Naturally. I don’t think anybody willingly wants to have a Jason Vorheese smash into their living room and decapitate them with a machete, or have Pazuzu or Satan possess their bodies and violate them with crucifixes, or even be kidnapped, beaten and raped by some deranged social outcasts. We are not naturally a species that wants to become prey, regardless of what the predator is, even if it is our fellow man.
Even as you read, I have no doubt that in the back of your mind, you wonder what is it that really scares you, what your mind manifests in its darkest places and what makes you pull the covers over you at night. What lurks in the shadows, not just in our homes, but deep within our world, from the lightless abyss of the ocean depths to the wild forests in pitch black night? It doesn’t matter if what we imagine is real or imaginary, because inside us we know something is there.

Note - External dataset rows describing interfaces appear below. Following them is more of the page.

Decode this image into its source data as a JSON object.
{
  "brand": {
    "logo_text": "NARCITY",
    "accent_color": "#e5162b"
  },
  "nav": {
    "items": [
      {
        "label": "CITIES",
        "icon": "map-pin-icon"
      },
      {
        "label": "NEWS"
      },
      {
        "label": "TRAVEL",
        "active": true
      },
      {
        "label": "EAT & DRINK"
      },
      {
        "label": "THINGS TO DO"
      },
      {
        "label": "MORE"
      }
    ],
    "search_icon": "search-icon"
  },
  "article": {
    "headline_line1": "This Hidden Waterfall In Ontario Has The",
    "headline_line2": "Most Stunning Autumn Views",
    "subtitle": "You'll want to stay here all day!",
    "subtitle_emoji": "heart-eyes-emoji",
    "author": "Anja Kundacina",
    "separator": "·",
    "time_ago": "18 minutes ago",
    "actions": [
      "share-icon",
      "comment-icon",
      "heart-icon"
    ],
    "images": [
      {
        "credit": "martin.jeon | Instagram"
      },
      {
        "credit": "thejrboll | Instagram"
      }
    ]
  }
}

Sure, it may not be that tall faceless man with the long arms or the bleached faced killer; it might not even be some rabid beast waiting for its next meal. Regardless of what is or isn’t there, we know that there IS always something lurking beyond our sights, waiting patiently, watching, filling our hearts and souls with dread and despair. Because what we cannot see is truly the most terrifying thing we can experience.
So back to the very first statement: never try to comprehend what true horror is. Why did I say that? The reason is simple. Because once and a great while, we will face something that is so horrible, so wrong to everything we know as right, that just being able to acknowledge its existence would send your mind spiraling into madness.
In the words of a great master of the macabre, “The most merciful thing in the world, I think, is the inability of the human mind to correlate all its contents. We live on a placid island of ignorance in the midst of black seas of the infinity, and it was not meant that we should voyage far. Some day the piecing together of dissociated knowledge will open up such terrifying vistas of reality, and of our frightful position therein, that we shall either go mad from the revelation or flee from the light into the peace and safety of a new Dark Age.” H.P. Lovecraft, The Call of Cthulhu.